So you want to ramble the ridges, shred the bowls and bag the peaks? And you want your body to deliver peak performance under more extreme environmental conditions than you’re used to at sea level? And you want to impress your friends, too?

Ever hear of “hypoxia?” Some call it mountain sickness. Call it what you will, it’s the effect of reduced atmospheric pressure at altitude coupled with an insufficient supply of oxygen to the body. Every person can have different symptoms when suffering from hypoxia; some of the common symptoms are lightheadedness, dizziness, and reduced vision. When your purpose is to enjoy some backcountry beauty on foot, ski, or bike, you don’t want your body to fail. So how do you compensate for reduced oxygen and air pressure levels? You make sure you give your body what it needs before you go to the high country.

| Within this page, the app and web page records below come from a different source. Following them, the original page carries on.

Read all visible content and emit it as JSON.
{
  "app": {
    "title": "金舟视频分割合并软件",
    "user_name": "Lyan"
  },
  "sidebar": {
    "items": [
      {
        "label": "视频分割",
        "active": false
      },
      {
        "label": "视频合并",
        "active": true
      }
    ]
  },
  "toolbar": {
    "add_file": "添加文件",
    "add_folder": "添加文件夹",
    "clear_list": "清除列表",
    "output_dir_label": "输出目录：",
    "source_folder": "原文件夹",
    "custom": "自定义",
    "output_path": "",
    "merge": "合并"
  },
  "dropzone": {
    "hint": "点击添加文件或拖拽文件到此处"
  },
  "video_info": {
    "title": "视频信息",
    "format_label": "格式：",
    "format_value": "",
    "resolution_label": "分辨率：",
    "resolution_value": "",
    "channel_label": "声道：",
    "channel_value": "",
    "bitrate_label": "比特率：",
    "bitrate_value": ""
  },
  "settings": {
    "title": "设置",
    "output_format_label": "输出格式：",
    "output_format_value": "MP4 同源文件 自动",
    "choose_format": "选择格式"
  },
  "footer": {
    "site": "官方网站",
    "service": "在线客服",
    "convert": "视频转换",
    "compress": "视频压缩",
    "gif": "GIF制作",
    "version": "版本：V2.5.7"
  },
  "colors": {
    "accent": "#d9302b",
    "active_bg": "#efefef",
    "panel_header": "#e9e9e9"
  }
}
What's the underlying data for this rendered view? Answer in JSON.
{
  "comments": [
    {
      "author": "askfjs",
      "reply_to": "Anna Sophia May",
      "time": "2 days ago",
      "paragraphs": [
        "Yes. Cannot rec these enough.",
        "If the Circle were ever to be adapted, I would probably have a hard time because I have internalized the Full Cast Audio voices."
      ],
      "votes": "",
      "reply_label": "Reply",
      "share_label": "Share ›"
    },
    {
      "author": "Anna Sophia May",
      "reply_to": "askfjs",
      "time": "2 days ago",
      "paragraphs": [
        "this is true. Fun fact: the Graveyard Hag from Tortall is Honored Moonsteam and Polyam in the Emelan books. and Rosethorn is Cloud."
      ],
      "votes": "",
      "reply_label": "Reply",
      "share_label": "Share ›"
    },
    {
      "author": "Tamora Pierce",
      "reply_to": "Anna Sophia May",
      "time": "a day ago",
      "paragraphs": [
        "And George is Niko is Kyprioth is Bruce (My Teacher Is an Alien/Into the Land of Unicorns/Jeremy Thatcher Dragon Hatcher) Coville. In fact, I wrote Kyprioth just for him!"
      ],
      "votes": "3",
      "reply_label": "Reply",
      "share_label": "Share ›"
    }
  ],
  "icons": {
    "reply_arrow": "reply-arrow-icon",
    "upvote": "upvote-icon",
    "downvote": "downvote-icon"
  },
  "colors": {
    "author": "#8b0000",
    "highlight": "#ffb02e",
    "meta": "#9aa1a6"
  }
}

It’s been documented that beef liver is chock-full of iron, but it also contains Vitamin B12, a vitamin that has been proven to combat anemia. These are just the very building blocks your bone marrow needs to create more red blood cells. And extra red blood cells are precisely what you’re going to need (not just want) as you work your body up there under the clouds.

Wait a minute – you don’t like beef liver, all smothered in sauteed onions, mushrooms, and gravy with garlic Yukon Gold mashed potatoes, a little fresh chopped >BAM!< Italian parsley?

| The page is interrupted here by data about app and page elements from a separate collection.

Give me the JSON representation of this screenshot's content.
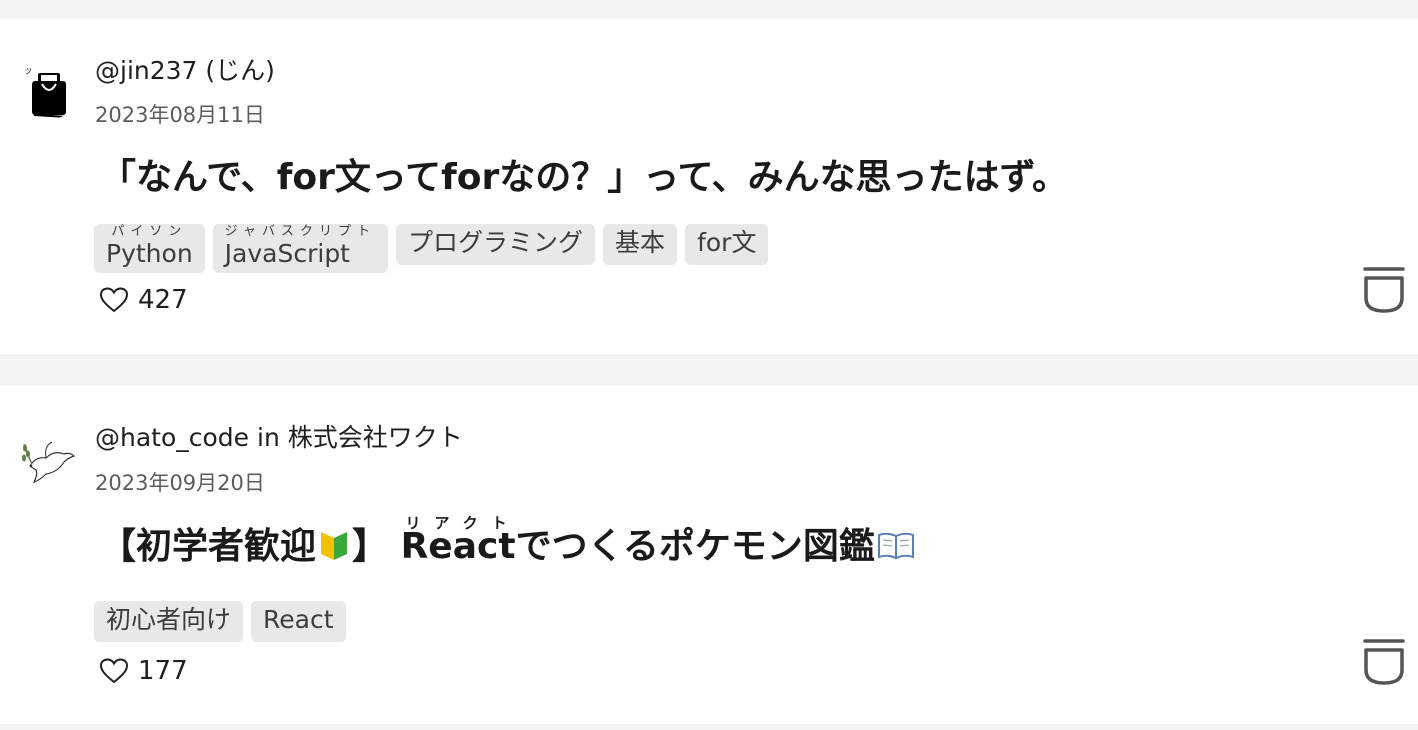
{
  "articles": [
    {
      "author": "@jin237 (じん)",
      "date": "2023年08月11日",
      "title": "「なんで、for文ってforなの？」って、みんな思ったはず。",
      "tags": [
        {
          "label": "Python",
          "ruby": "パイソン"
        },
        {
          "label": "JavaScript",
          "ruby": "ジャバスクリプト"
        },
        {
          "label": "プログラミング"
        },
        {
          "label": "基本"
        },
        {
          "label": "for文"
        }
      ],
      "likes": "427",
      "icons": {
        "avatar": "avatar-icon",
        "like": "heart-icon",
        "stock": "stock-icon"
      }
    },
    {
      "author": "@hato_code in 株式会社ワクト",
      "date": "2023年09月20日",
      "title_prefix": "【初学者歓迎",
      "title_prefix_close": "】",
      "title_ruby_base": "React",
      "title_ruby_text": "リアクト",
      "title_suffix": "でつくるポケモン図鑑",
      "tags": [
        {
          "label": "初心者向け"
        },
        {
          "label": "React"
        }
      ],
      "likes": "177",
      "icons": {
        "avatar": "dove-icon",
        "badge": "beginner-mark-icon",
        "book": "open-book-icon",
        "like": "heart-icon",
        "stock": "stock-icon"
      }
    }
  ]
}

Liver and onions!  Mmmmm... tasty.

Liver and onions! Mmmmm… tasty.

What, did you think a plate of steamed broccoli was going to get you up that high rocky windswept slope?

The answer is: eat all of the above the night before you venture to the high country. Don’t refuse it because you think you won’t like it – eat it because you’ll immediately enjoy the beneficial effects the very next day at altitude.

(Sometimes you just gotta do what you gotta do in order to do what ya wanna do. It’s kinda like crawling that 500-foot sewer pipe in the Shawshank Redemption: freedom awaits when you emerge from the other side.)

OK, so you’ve never had a good plate of liver before. There’s a right way to prepare a liver dish and a wrong way. If you grew up in an English/German-influenced family like I did (boil it some more – there’s still some flavor in it!), then you’ve probably experienced the wrong way: high heat, done in 90 seconds, tougher than a biker’s beard after a mudstorm. If you want a good recipe for beef liver, ostensibly because you want to beat all of your friends to the top of the mountain, then leave a comment, and I’ll be sure to post it online here for all to raid their supermarkets for.

See you at the top!

~winehiker